====== Records provided

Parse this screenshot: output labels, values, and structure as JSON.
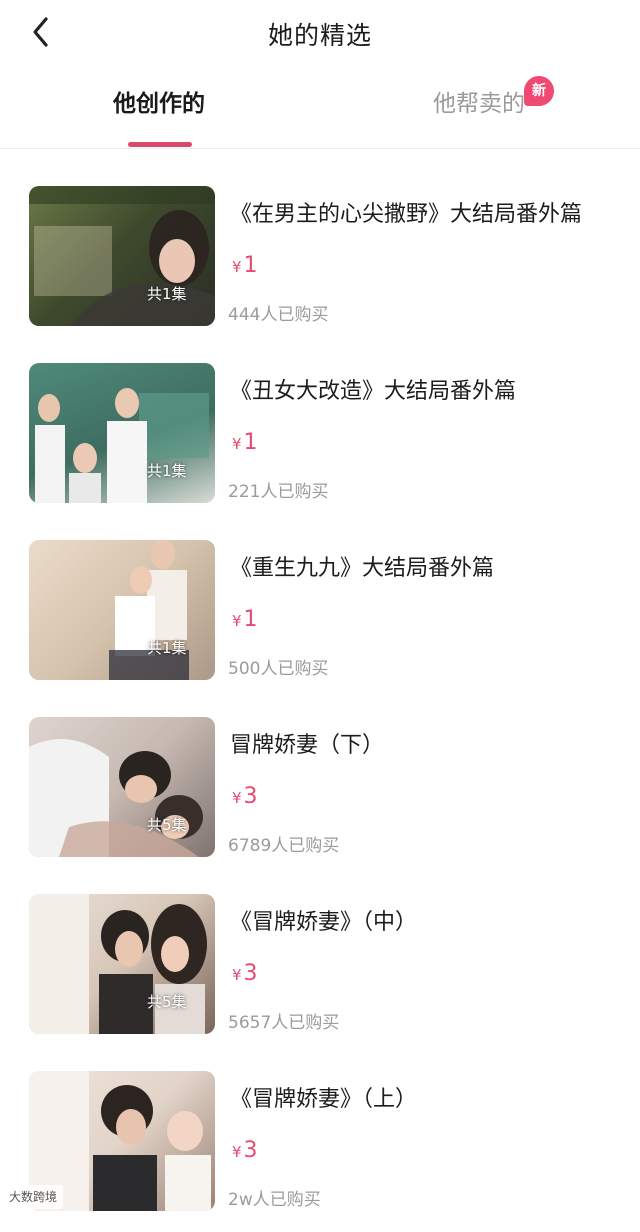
{
  "header": {
    "title": "她的精选",
    "back_icon": "chevron-left-icon"
  },
  "tabs": [
    {
      "label": "他创作的",
      "active": true
    },
    {
      "label": "他帮卖的",
      "active": false,
      "badge": "新"
    }
  ],
  "colors": {
    "accent": "#e84a72",
    "badge": "#f04a72",
    "tab_indicator": "#d84a6b"
  },
  "items": [
    {
      "title": "《在男主的心尖撒野》大结局番外篇",
      "price_symbol": "¥",
      "price": "1",
      "sold": "444人已购买",
      "episodes": "共1集"
    },
    {
      "title": "《丑女大改造》大结局番外篇",
      "price_symbol": "¥",
      "price": "1",
      "sold": "221人已购买",
      "episodes": "共1集"
    },
    {
      "title": "《重生九九》大结局番外篇",
      "price_symbol": "¥",
      "price": "1",
      "sold": "500人已购买",
      "episodes": "共1集"
    },
    {
      "title": "冒牌娇妻（下）",
      "price_symbol": "¥",
      "price": "3",
      "sold": "6789人已购买",
      "episodes": "共5集"
    },
    {
      "title": "《冒牌娇妻》（中）",
      "price_symbol": "¥",
      "price": "3",
      "sold": "5657人已购买",
      "episodes": "共5集"
    },
    {
      "title": "《冒牌娇妻》（上）",
      "price_symbol": "¥",
      "price": "3",
      "sold": "2w人已购买",
      "episodes": ""
    }
  ],
  "watermark": "大数跨境"
}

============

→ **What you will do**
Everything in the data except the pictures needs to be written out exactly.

→ **Expected answer**
Parse this screenshot: output labels, values, and structure as JSON.
{
  "header": {
    "title": "她的精选",
    "back_icon": "chevron-left-icon"
  },
  "tabs": [
    {
      "label": "他创作的",
      "active": true
    },
    {
      "label": "他帮卖的",
      "active": false,
      "badge": "新"
    }
  ],
  "colors": {
    "accent": "#e84a72",
    "badge": "#f04a72",
    "tab_indicator": "#d84a6b"
  },
  "items": [
    {
      "title": "《在男主的心尖撒野》大结局番外篇",
      "price_symbol": "¥",
      "price": "1",
      "sold": "444人已购买",
      "episodes": "共1集"
    },
    {
      "title": "《丑女大改造》大结局番外篇",
      "price_symbol": "¥",
      "price": "1",
      "sold": "221人已购买",
      "episodes": "共1集"
    },
    {
      "title": "《重生九九》大结局番外篇",
      "price_symbol": "¥",
      "price": "1",
      "sold": "500人已购买",
      "episodes": "共1集"
    },
    {
      "title": "冒牌娇妻（下）",
      "price_symbol": "¥",
      "price": "3",
      "sold": "6789人已购买",
      "episodes": "共5集"
    },
    {
      "title": "《冒牌娇妻》（中）",
      "price_symbol": "¥",
      "price": "3",
      "sold": "5657人已购买",
      "episodes": "共5集"
    },
    {
      "title": "《冒牌娇妻》（上）",
      "price_symbol": "¥",
      "price": "3",
      "sold": "2w人已购买",
      "episodes": ""
    }
  ],
  "watermark": "大数跨境"
}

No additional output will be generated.